Make an exact copy of all the records that follow, apart from the pictures.

Dataset entries
++++

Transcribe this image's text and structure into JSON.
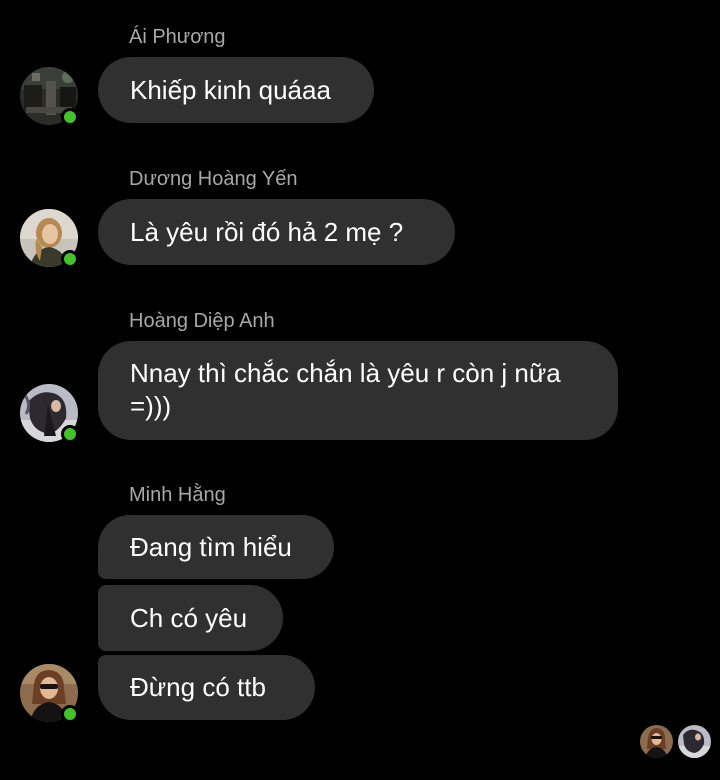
{
  "colors": {
    "background": "#000000",
    "bubble": "#303030",
    "sender_name": "#a8a8a8",
    "online_dot": "#44c22b"
  },
  "messages": [
    {
      "sender": "Ái Phương",
      "bubbles": [
        "Khiếp kinh quáaa"
      ],
      "avatar_icon": "profile-photo-ai-phuong"
    },
    {
      "sender": "Dương Hoàng Yến",
      "bubbles": [
        "Là yêu rồi đó hả 2 mẹ ?"
      ],
      "avatar_icon": "profile-photo-duong-hoang-yen"
    },
    {
      "sender": "Hoàng Diệp Anh",
      "bubbles": [
        "Nnay thì chắc chắn là yêu r còn j nữa =)))"
      ],
      "avatar_icon": "profile-photo-hoang-diep-anh"
    },
    {
      "sender": "Minh Hằng",
      "bubbles": [
        "Đang tìm hiểu",
        "Ch có yêu",
        "Đừng có ttb"
      ],
      "avatar_icon": "profile-photo-minh-hang"
    }
  ],
  "seen_by": [
    "profile-photo-minh-hang",
    "profile-photo-hoang-diep-anh"
  ]
}
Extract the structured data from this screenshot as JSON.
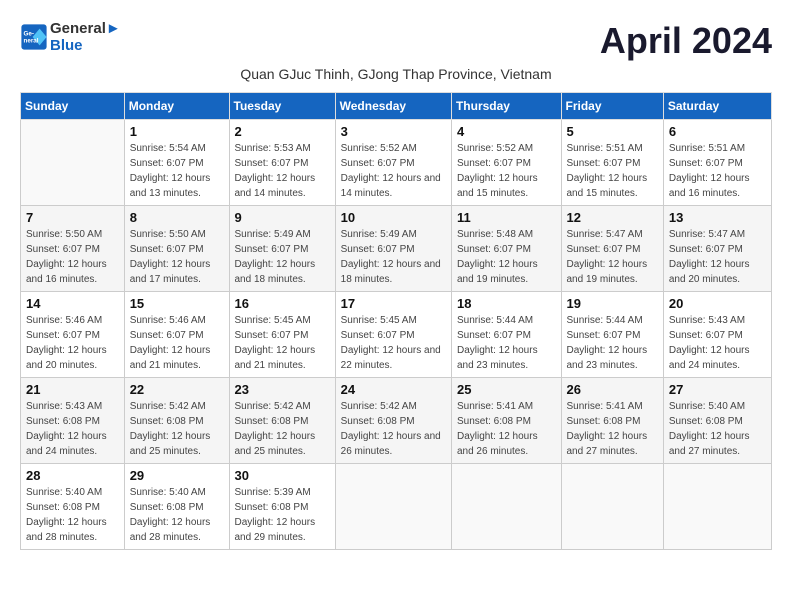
{
  "header": {
    "logo_line1": "General",
    "logo_line2": "Blue",
    "month_title": "April 2024",
    "subtitle": "Quan GJuc Thinh, GJong Thap Province, Vietnam"
  },
  "days_of_week": [
    "Sunday",
    "Monday",
    "Tuesday",
    "Wednesday",
    "Thursday",
    "Friday",
    "Saturday"
  ],
  "weeks": [
    [
      {
        "day": "",
        "sunrise": "",
        "sunset": "",
        "daylight": ""
      },
      {
        "day": "1",
        "sunrise": "5:54 AM",
        "sunset": "6:07 PM",
        "daylight": "12 hours and 13 minutes."
      },
      {
        "day": "2",
        "sunrise": "5:53 AM",
        "sunset": "6:07 PM",
        "daylight": "12 hours and 14 minutes."
      },
      {
        "day": "3",
        "sunrise": "5:52 AM",
        "sunset": "6:07 PM",
        "daylight": "12 hours and 14 minutes."
      },
      {
        "day": "4",
        "sunrise": "5:52 AM",
        "sunset": "6:07 PM",
        "daylight": "12 hours and 15 minutes."
      },
      {
        "day": "5",
        "sunrise": "5:51 AM",
        "sunset": "6:07 PM",
        "daylight": "12 hours and 15 minutes."
      },
      {
        "day": "6",
        "sunrise": "5:51 AM",
        "sunset": "6:07 PM",
        "daylight": "12 hours and 16 minutes."
      }
    ],
    [
      {
        "day": "7",
        "sunrise": "5:50 AM",
        "sunset": "6:07 PM",
        "daylight": "12 hours and 16 minutes."
      },
      {
        "day": "8",
        "sunrise": "5:50 AM",
        "sunset": "6:07 PM",
        "daylight": "12 hours and 17 minutes."
      },
      {
        "day": "9",
        "sunrise": "5:49 AM",
        "sunset": "6:07 PM",
        "daylight": "12 hours and 18 minutes."
      },
      {
        "day": "10",
        "sunrise": "5:49 AM",
        "sunset": "6:07 PM",
        "daylight": "12 hours and 18 minutes."
      },
      {
        "day": "11",
        "sunrise": "5:48 AM",
        "sunset": "6:07 PM",
        "daylight": "12 hours and 19 minutes."
      },
      {
        "day": "12",
        "sunrise": "5:47 AM",
        "sunset": "6:07 PM",
        "daylight": "12 hours and 19 minutes."
      },
      {
        "day": "13",
        "sunrise": "5:47 AM",
        "sunset": "6:07 PM",
        "daylight": "12 hours and 20 minutes."
      }
    ],
    [
      {
        "day": "14",
        "sunrise": "5:46 AM",
        "sunset": "6:07 PM",
        "daylight": "12 hours and 20 minutes."
      },
      {
        "day": "15",
        "sunrise": "5:46 AM",
        "sunset": "6:07 PM",
        "daylight": "12 hours and 21 minutes."
      },
      {
        "day": "16",
        "sunrise": "5:45 AM",
        "sunset": "6:07 PM",
        "daylight": "12 hours and 21 minutes."
      },
      {
        "day": "17",
        "sunrise": "5:45 AM",
        "sunset": "6:07 PM",
        "daylight": "12 hours and 22 minutes."
      },
      {
        "day": "18",
        "sunrise": "5:44 AM",
        "sunset": "6:07 PM",
        "daylight": "12 hours and 23 minutes."
      },
      {
        "day": "19",
        "sunrise": "5:44 AM",
        "sunset": "6:07 PM",
        "daylight": "12 hours and 23 minutes."
      },
      {
        "day": "20",
        "sunrise": "5:43 AM",
        "sunset": "6:07 PM",
        "daylight": "12 hours and 24 minutes."
      }
    ],
    [
      {
        "day": "21",
        "sunrise": "5:43 AM",
        "sunset": "6:08 PM",
        "daylight": "12 hours and 24 minutes."
      },
      {
        "day": "22",
        "sunrise": "5:42 AM",
        "sunset": "6:08 PM",
        "daylight": "12 hours and 25 minutes."
      },
      {
        "day": "23",
        "sunrise": "5:42 AM",
        "sunset": "6:08 PM",
        "daylight": "12 hours and 25 minutes."
      },
      {
        "day": "24",
        "sunrise": "5:42 AM",
        "sunset": "6:08 PM",
        "daylight": "12 hours and 26 minutes."
      },
      {
        "day": "25",
        "sunrise": "5:41 AM",
        "sunset": "6:08 PM",
        "daylight": "12 hours and 26 minutes."
      },
      {
        "day": "26",
        "sunrise": "5:41 AM",
        "sunset": "6:08 PM",
        "daylight": "12 hours and 27 minutes."
      },
      {
        "day": "27",
        "sunrise": "5:40 AM",
        "sunset": "6:08 PM",
        "daylight": "12 hours and 27 minutes."
      }
    ],
    [
      {
        "day": "28",
        "sunrise": "5:40 AM",
        "sunset": "6:08 PM",
        "daylight": "12 hours and 28 minutes."
      },
      {
        "day": "29",
        "sunrise": "5:40 AM",
        "sunset": "6:08 PM",
        "daylight": "12 hours and 28 minutes."
      },
      {
        "day": "30",
        "sunrise": "5:39 AM",
        "sunset": "6:08 PM",
        "daylight": "12 hours and 29 minutes."
      },
      {
        "day": "",
        "sunrise": "",
        "sunset": "",
        "daylight": ""
      },
      {
        "day": "",
        "sunrise": "",
        "sunset": "",
        "daylight": ""
      },
      {
        "day": "",
        "sunrise": "",
        "sunset": "",
        "daylight": ""
      },
      {
        "day": "",
        "sunrise": "",
        "sunset": "",
        "daylight": ""
      }
    ]
  ],
  "labels": {
    "sunrise_prefix": "Sunrise: ",
    "sunset_prefix": "Sunset: ",
    "daylight_prefix": "Daylight: "
  }
}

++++

Written reply.
Transcribe this image's text and structure into JSON.
{
  "colors": {
    "background": "#000000",
    "bubble": "#303030",
    "sender_name": "#a8a8a8",
    "online_dot": "#44c22b"
  },
  "messages": [
    {
      "sender": "Ái Phương",
      "bubbles": [
        "Khiếp kinh quáaa"
      ],
      "avatar_icon": "profile-photo-ai-phuong"
    },
    {
      "sender": "Dương Hoàng Yến",
      "bubbles": [
        "Là yêu rồi đó hả 2 mẹ ?"
      ],
      "avatar_icon": "profile-photo-duong-hoang-yen"
    },
    {
      "sender": "Hoàng Diệp Anh",
      "bubbles": [
        "Nnay thì chắc chắn là yêu r còn j nữa =)))"
      ],
      "avatar_icon": "profile-photo-hoang-diep-anh"
    },
    {
      "sender": "Minh Hằng",
      "bubbles": [
        "Đang tìm hiểu",
        "Ch có yêu",
        "Đừng có ttb"
      ],
      "avatar_icon": "profile-photo-minh-hang"
    }
  ],
  "seen_by": [
    "profile-photo-minh-hang",
    "profile-photo-hoang-diep-anh"
  ]
}
Extract the structured data from this screenshot as JSON.
{
  "header": {
    "logo_line1": "General",
    "logo_line2": "Blue",
    "month_title": "April 2024",
    "subtitle": "Quan GJuc Thinh, GJong Thap Province, Vietnam"
  },
  "days_of_week": [
    "Sunday",
    "Monday",
    "Tuesday",
    "Wednesday",
    "Thursday",
    "Friday",
    "Saturday"
  ],
  "weeks": [
    [
      {
        "day": "",
        "sunrise": "",
        "sunset": "",
        "daylight": ""
      },
      {
        "day": "1",
        "sunrise": "5:54 AM",
        "sunset": "6:07 PM",
        "daylight": "12 hours and 13 minutes."
      },
      {
        "day": "2",
        "sunrise": "5:53 AM",
        "sunset": "6:07 PM",
        "daylight": "12 hours and 14 minutes."
      },
      {
        "day": "3",
        "sunrise": "5:52 AM",
        "sunset": "6:07 PM",
        "daylight": "12 hours and 14 minutes."
      },
      {
        "day": "4",
        "sunrise": "5:52 AM",
        "sunset": "6:07 PM",
        "daylight": "12 hours and 15 minutes."
      },
      {
        "day": "5",
        "sunrise": "5:51 AM",
        "sunset": "6:07 PM",
        "daylight": "12 hours and 15 minutes."
      },
      {
        "day": "6",
        "sunrise": "5:51 AM",
        "sunset": "6:07 PM",
        "daylight": "12 hours and 16 minutes."
      }
    ],
    [
      {
        "day": "7",
        "sunrise": "5:50 AM",
        "sunset": "6:07 PM",
        "daylight": "12 hours and 16 minutes."
      },
      {
        "day": "8",
        "sunrise": "5:50 AM",
        "sunset": "6:07 PM",
        "daylight": "12 hours and 17 minutes."
      },
      {
        "day": "9",
        "sunrise": "5:49 AM",
        "sunset": "6:07 PM",
        "daylight": "12 hours and 18 minutes."
      },
      {
        "day": "10",
        "sunrise": "5:49 AM",
        "sunset": "6:07 PM",
        "daylight": "12 hours and 18 minutes."
      },
      {
        "day": "11",
        "sunrise": "5:48 AM",
        "sunset": "6:07 PM",
        "daylight": "12 hours and 19 minutes."
      },
      {
        "day": "12",
        "sunrise": "5:47 AM",
        "sunset": "6:07 PM",
        "daylight": "12 hours and 19 minutes."
      },
      {
        "day": "13",
        "sunrise": "5:47 AM",
        "sunset": "6:07 PM",
        "daylight": "12 hours and 20 minutes."
      }
    ],
    [
      {
        "day": "14",
        "sunrise": "5:46 AM",
        "sunset": "6:07 PM",
        "daylight": "12 hours and 20 minutes."
      },
      {
        "day": "15",
        "sunrise": "5:46 AM",
        "sunset": "6:07 PM",
        "daylight": "12 hours and 21 minutes."
      },
      {
        "day": "16",
        "sunrise": "5:45 AM",
        "sunset": "6:07 PM",
        "daylight": "12 hours and 21 minutes."
      },
      {
        "day": "17",
        "sunrise": "5:45 AM",
        "sunset": "6:07 PM",
        "daylight": "12 hours and 22 minutes."
      },
      {
        "day": "18",
        "sunrise": "5:44 AM",
        "sunset": "6:07 PM",
        "daylight": "12 hours and 23 minutes."
      },
      {
        "day": "19",
        "sunrise": "5:44 AM",
        "sunset": "6:07 PM",
        "daylight": "12 hours and 23 minutes."
      },
      {
        "day": "20",
        "sunrise": "5:43 AM",
        "sunset": "6:07 PM",
        "daylight": "12 hours and 24 minutes."
      }
    ],
    [
      {
        "day": "21",
        "sunrise": "5:43 AM",
        "sunset": "6:08 PM",
        "daylight": "12 hours and 24 minutes."
      },
      {
        "day": "22",
        "sunrise": "5:42 AM",
        "sunset": "6:08 PM",
        "daylight": "12 hours and 25 minutes."
      },
      {
        "day": "23",
        "sunrise": "5:42 AM",
        "sunset": "6:08 PM",
        "daylight": "12 hours and 25 minutes."
      },
      {
        "day": "24",
        "sunrise": "5:42 AM",
        "sunset": "6:08 PM",
        "daylight": "12 hours and 26 minutes."
      },
      {
        "day": "25",
        "sunrise": "5:41 AM",
        "sunset": "6:08 PM",
        "daylight": "12 hours and 26 minutes."
      },
      {
        "day": "26",
        "sunrise": "5:41 AM",
        "sunset": "6:08 PM",
        "daylight": "12 hours and 27 minutes."
      },
      {
        "day": "27",
        "sunrise": "5:40 AM",
        "sunset": "6:08 PM",
        "daylight": "12 hours and 27 minutes."
      }
    ],
    [
      {
        "day": "28",
        "sunrise": "5:40 AM",
        "sunset": "6:08 PM",
        "daylight": "12 hours and 28 minutes."
      },
      {
        "day": "29",
        "sunrise": "5:40 AM",
        "sunset": "6:08 PM",
        "daylight": "12 hours and 28 minutes."
      },
      {
        "day": "30",
        "sunrise": "5:39 AM",
        "sunset": "6:08 PM",
        "daylight": "12 hours and 29 minutes."
      },
      {
        "day": "",
        "sunrise": "",
        "sunset": "",
        "daylight": ""
      },
      {
        "day": "",
        "sunrise": "",
        "sunset": "",
        "daylight": ""
      },
      {
        "day": "",
        "sunrise": "",
        "sunset": "",
        "daylight": ""
      },
      {
        "day": "",
        "sunrise": "",
        "sunset": "",
        "daylight": ""
      }
    ]
  ],
  "labels": {
    "sunrise_prefix": "Sunrise: ",
    "sunset_prefix": "Sunset: ",
    "daylight_prefix": "Daylight: "
  }
}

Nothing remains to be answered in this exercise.